Impossible to use readers I found:
• Mifare MFRC522 ------ No RSSI
• AC3992 ------- Expensive

#### Wish Lin

##### Member
Update: After checking a bunch of datasheets, I am confident to say that there is no way RSSI can be used in this project. Back to square one now, but I do have another idea. Will update after further research.

#### CodingCuber

##### Member
I absolutely love this idea. If any and every cube could be a smart cube this would help so much with practice and seeing how you do in your solves statistically. My question is though, would there be one particular piece of software for the technology or would different companies be able to get licenses or something to develop their own software. Love the idea and wish you the best

#### Skittleskp

##### Member
This is super cool and innovative!!

#### Joe Archibald

##### Member
Couldn’t you just use 5/8 chips and put them in the corner pieces

#### Wish Lin

##### Member
Couldn’t you just use 5/8 chips and put them in the corner pieces
I thought about that too, but then you can’t detect M,E,S moves since they don’t move any corner piece.

#### kubesolver

I think the only reliable solution to make any cube i-cube is to record a cube with a camera and write some software to convert video to a move sequence. This kind of problem of tracking fast moving items in real time is very similar to what full experience VR simulators do and the
solution is to have many high speed cameras and do image recognition.

#### Wish Lin

##### Member
I think the only reliable solution to make any cube i-cube is to record a cube with a camera and write some software to convert video to a move sequence. This kind of problem of tracking fast moving items in real time is very similar to what full experience VR simulators do and the
solution is to have many high speed cameras and do image recognition.
Yes it is possible and is the only solution to literally anycube smartcube, but don’t forget that your hand will block L and R and parts of U,B,D and F, making the simple solution of N cameras pointing at N faces and analyze turns imposssible.

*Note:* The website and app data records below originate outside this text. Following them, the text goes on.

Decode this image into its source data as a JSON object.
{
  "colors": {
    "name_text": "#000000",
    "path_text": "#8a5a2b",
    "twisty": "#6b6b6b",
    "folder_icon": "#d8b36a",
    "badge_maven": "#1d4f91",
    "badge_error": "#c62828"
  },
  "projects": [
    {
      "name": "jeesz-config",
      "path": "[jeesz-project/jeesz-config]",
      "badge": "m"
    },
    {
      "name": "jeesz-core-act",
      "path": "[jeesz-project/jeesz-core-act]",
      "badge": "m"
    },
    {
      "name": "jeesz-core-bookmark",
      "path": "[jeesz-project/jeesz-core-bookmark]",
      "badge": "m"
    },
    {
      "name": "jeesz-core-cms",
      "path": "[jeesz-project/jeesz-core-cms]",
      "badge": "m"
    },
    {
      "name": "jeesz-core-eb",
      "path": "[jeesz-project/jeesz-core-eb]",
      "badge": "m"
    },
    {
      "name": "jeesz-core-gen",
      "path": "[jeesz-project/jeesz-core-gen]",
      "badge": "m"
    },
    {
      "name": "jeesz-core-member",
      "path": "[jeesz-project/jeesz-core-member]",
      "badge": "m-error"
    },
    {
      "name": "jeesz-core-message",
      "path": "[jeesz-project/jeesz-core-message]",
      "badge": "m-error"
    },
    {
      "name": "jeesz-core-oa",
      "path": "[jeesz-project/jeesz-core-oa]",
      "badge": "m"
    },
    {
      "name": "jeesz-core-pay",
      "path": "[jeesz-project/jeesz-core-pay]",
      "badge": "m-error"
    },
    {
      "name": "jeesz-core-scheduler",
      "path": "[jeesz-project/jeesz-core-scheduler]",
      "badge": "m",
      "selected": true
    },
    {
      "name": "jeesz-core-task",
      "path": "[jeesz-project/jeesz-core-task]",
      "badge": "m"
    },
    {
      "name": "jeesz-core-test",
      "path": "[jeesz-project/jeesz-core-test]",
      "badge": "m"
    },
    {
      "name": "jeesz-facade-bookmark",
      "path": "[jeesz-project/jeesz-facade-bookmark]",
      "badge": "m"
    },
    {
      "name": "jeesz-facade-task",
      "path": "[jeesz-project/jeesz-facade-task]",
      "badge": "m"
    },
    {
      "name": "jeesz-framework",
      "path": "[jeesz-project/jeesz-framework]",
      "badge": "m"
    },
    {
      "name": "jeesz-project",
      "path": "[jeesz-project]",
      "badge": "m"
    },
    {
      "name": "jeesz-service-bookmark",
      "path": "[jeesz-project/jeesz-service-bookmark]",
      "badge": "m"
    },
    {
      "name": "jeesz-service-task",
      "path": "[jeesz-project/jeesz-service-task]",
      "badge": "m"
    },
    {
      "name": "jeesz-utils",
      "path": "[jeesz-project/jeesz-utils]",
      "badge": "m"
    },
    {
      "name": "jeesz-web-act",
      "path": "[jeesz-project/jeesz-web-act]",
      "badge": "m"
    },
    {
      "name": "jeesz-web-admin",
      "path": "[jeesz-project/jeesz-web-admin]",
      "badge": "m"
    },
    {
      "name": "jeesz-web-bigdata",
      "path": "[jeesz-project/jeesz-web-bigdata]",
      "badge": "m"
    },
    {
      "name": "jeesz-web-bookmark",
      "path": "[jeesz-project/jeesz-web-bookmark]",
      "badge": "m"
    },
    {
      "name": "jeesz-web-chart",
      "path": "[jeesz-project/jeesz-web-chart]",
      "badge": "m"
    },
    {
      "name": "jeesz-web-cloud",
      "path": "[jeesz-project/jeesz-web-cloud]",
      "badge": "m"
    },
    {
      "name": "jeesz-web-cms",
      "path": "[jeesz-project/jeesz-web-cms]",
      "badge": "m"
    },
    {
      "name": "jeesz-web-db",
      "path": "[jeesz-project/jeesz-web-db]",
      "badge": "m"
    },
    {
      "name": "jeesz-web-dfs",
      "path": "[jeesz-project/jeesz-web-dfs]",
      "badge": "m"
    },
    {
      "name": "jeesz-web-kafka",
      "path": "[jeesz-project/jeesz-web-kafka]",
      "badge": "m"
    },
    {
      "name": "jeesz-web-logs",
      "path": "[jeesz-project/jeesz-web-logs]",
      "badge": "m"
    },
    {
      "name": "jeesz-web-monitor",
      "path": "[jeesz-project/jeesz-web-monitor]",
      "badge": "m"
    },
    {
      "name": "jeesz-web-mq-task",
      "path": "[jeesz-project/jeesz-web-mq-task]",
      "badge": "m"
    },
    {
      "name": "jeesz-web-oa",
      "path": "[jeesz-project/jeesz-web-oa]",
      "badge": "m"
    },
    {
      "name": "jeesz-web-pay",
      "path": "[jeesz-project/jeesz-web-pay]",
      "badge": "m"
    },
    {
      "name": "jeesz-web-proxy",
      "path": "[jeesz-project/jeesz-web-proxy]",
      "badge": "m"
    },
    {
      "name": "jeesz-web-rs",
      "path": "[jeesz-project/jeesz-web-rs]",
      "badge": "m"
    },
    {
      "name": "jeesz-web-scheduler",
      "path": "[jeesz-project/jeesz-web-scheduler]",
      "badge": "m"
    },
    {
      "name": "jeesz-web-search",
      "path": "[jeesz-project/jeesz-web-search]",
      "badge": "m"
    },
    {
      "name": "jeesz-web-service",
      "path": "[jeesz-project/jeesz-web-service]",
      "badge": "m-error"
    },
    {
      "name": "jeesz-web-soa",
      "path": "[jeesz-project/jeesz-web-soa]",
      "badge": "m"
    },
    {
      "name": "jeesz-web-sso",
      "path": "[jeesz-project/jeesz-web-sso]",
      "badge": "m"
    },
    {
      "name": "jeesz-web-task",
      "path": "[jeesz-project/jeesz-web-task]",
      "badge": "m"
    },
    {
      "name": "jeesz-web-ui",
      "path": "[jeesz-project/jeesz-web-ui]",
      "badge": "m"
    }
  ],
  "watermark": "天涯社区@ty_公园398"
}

So the only possible solution is the computer will have to process it basically like a well trained human(Lazer0Monkey for instance) and as far as I know, such level of neural network for commercial use doesn’t exist.

(VR simulators don’t need to track a bunch of small pieces moving quickly in all three axis and its background is much, much easier to render away than some random guy’s desktop.)